REQUIRED WORK: Across the entries, how many lines have the string "kind" in them? Reply with only a number.
[[ RECORDS TO USE, beginning ]]
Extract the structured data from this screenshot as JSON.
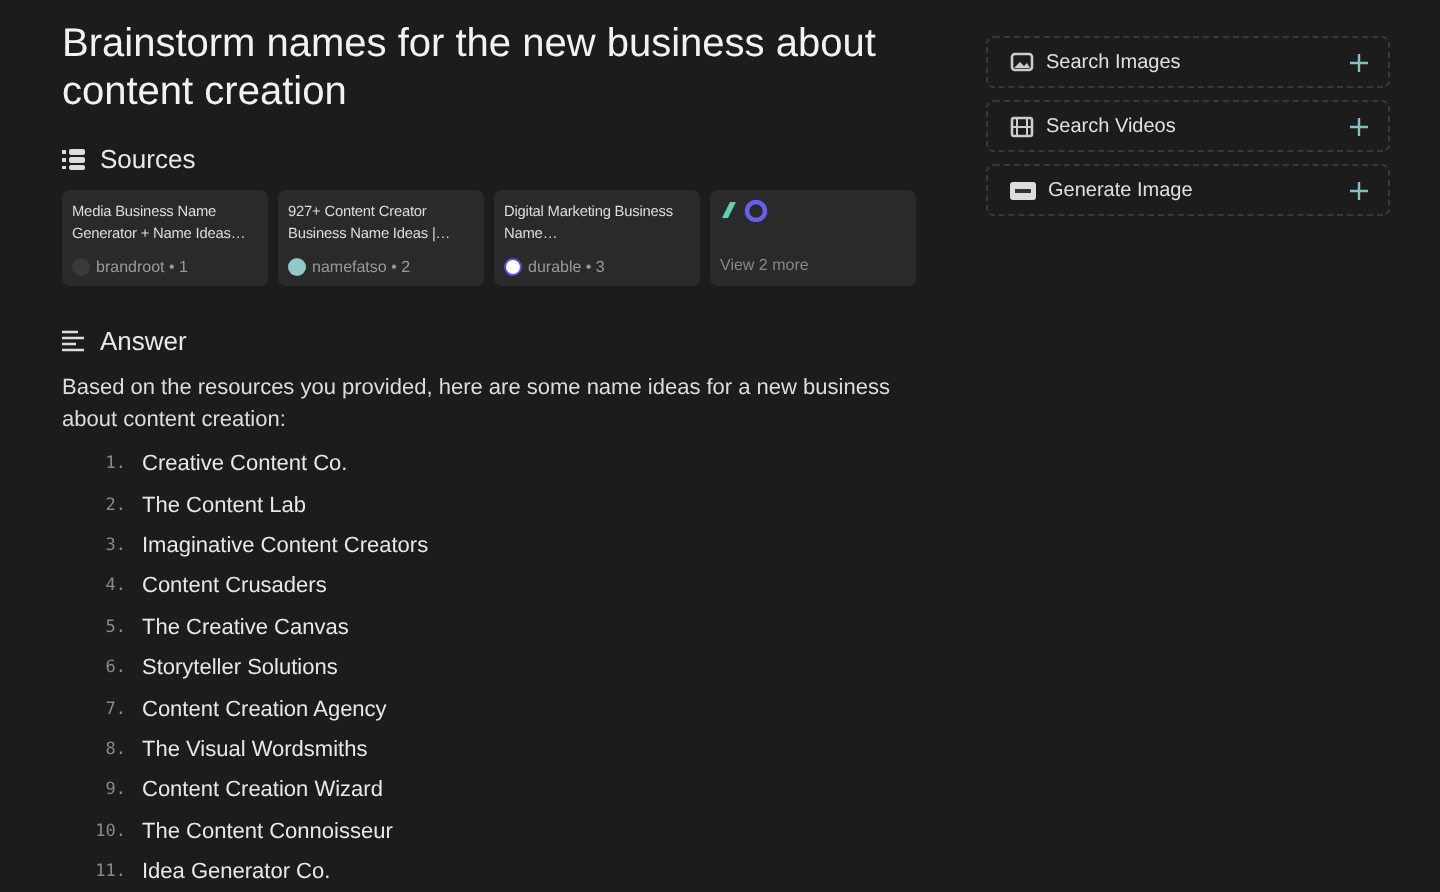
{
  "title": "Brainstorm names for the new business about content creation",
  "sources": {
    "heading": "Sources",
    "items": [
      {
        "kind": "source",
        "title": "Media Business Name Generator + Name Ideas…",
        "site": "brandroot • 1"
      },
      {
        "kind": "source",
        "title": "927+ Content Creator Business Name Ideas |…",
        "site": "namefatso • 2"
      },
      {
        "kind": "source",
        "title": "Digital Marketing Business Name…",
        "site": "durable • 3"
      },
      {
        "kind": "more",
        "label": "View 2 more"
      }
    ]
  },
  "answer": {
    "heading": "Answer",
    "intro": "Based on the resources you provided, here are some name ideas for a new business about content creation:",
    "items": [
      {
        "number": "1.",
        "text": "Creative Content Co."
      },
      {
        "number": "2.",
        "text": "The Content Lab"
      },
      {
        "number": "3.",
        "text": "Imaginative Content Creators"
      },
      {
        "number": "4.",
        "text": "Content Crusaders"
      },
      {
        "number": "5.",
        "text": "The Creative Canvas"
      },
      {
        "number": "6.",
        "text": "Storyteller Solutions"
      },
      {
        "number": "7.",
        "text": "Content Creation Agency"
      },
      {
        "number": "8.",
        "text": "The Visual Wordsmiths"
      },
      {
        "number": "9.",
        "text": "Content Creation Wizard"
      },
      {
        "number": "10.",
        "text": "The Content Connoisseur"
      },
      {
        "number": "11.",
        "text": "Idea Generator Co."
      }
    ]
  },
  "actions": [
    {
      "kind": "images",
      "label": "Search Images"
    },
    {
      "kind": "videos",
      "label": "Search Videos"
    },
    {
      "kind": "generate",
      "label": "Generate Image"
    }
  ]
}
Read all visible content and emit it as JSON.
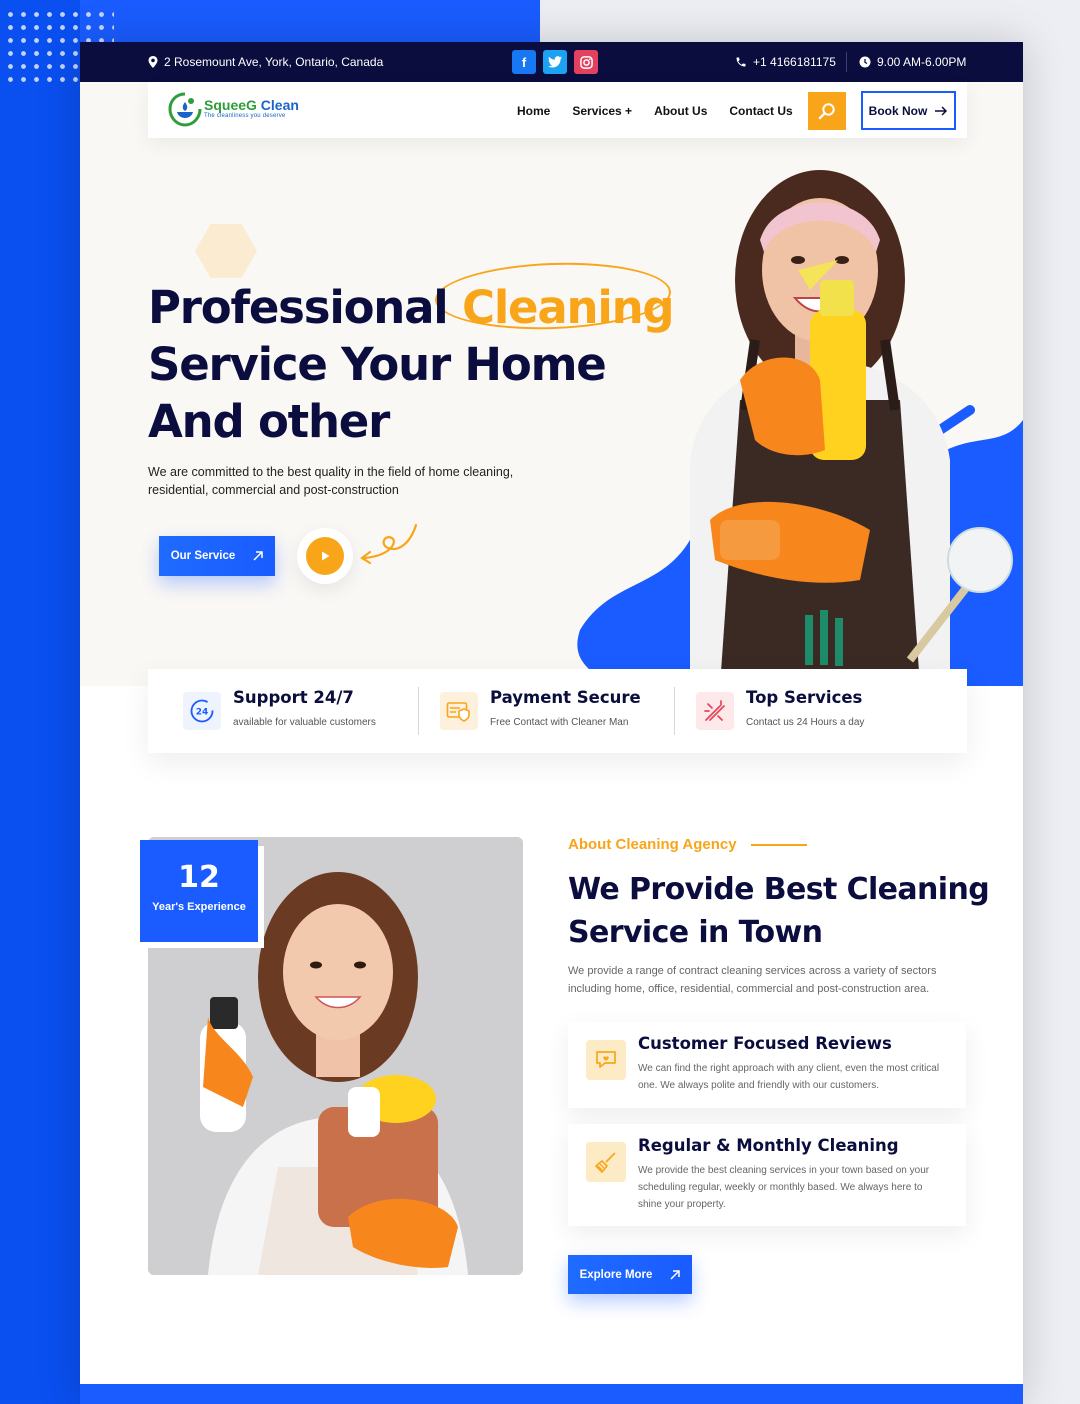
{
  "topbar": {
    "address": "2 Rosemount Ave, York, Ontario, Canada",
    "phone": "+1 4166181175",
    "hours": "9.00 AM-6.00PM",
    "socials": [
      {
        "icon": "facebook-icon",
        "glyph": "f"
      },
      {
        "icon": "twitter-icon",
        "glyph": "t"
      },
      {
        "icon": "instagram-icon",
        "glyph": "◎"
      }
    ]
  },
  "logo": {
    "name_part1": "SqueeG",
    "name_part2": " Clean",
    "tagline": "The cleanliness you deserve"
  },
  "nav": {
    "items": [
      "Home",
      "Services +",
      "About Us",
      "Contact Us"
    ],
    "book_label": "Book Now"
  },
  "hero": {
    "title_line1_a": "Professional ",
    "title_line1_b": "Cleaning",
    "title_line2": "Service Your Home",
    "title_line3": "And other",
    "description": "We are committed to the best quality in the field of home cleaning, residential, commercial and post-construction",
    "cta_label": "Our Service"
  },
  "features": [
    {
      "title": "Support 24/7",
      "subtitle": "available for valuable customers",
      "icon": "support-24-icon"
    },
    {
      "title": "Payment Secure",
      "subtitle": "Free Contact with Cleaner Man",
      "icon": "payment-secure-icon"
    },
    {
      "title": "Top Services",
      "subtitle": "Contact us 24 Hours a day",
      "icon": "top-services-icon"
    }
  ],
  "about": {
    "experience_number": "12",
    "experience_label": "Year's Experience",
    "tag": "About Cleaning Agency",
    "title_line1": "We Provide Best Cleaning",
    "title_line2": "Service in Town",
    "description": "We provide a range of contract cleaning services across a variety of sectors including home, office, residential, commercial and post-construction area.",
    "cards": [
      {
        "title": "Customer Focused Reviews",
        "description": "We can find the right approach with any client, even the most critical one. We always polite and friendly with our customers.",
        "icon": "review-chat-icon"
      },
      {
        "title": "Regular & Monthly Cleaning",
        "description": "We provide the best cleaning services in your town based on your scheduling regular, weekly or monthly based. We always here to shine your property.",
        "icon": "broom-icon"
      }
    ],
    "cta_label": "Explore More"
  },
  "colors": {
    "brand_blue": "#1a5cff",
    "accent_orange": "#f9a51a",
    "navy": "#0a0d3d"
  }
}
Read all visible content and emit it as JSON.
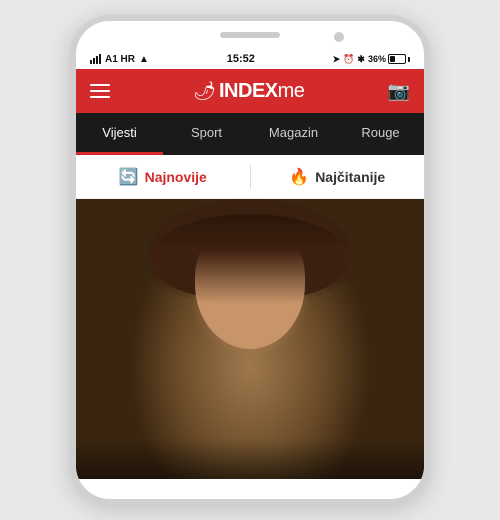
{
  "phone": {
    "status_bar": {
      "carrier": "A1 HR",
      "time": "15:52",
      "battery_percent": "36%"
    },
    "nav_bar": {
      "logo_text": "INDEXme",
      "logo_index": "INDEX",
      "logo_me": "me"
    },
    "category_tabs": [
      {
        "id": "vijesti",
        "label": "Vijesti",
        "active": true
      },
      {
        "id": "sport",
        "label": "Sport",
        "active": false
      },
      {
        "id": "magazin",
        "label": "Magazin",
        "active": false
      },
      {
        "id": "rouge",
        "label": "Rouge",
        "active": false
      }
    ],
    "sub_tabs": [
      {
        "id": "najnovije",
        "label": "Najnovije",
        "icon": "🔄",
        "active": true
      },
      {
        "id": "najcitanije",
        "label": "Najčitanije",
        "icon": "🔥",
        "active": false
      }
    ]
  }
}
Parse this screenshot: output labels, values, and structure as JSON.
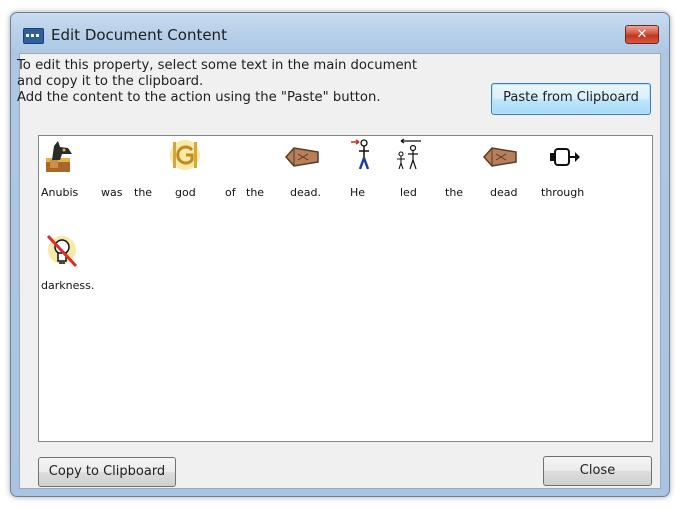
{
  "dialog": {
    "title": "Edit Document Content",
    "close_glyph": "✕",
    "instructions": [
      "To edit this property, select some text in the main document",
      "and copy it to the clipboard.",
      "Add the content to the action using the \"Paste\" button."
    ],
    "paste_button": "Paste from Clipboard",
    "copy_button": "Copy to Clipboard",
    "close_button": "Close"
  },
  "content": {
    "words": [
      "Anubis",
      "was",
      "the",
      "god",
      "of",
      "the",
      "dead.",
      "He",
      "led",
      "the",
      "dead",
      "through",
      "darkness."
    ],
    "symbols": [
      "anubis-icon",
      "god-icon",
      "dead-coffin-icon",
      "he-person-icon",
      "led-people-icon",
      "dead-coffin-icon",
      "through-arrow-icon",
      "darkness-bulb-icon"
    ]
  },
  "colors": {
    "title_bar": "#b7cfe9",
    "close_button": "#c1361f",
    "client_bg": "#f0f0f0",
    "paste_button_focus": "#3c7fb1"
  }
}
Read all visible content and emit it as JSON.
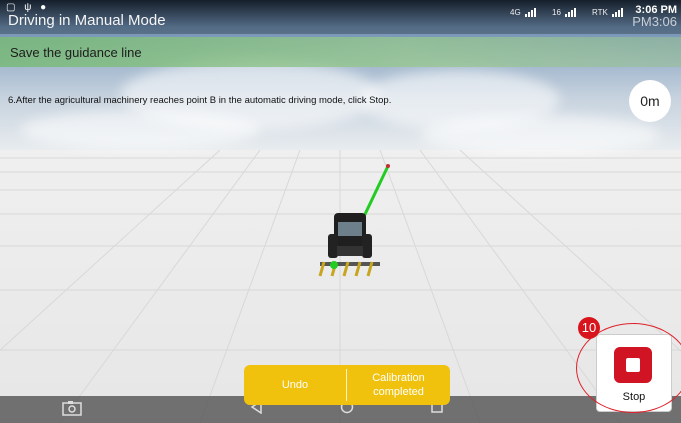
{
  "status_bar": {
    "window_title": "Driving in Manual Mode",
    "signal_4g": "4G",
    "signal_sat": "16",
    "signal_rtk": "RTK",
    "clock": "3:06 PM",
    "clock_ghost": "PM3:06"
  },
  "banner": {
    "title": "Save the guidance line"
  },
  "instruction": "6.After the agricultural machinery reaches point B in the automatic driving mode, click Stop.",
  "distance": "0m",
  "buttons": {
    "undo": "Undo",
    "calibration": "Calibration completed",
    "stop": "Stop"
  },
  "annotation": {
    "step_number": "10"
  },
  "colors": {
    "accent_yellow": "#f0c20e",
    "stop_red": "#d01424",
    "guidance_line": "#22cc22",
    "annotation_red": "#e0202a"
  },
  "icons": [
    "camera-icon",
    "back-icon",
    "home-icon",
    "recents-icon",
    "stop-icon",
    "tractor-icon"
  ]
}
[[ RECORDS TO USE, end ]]
RESULT OF THIS EXERCISE: 7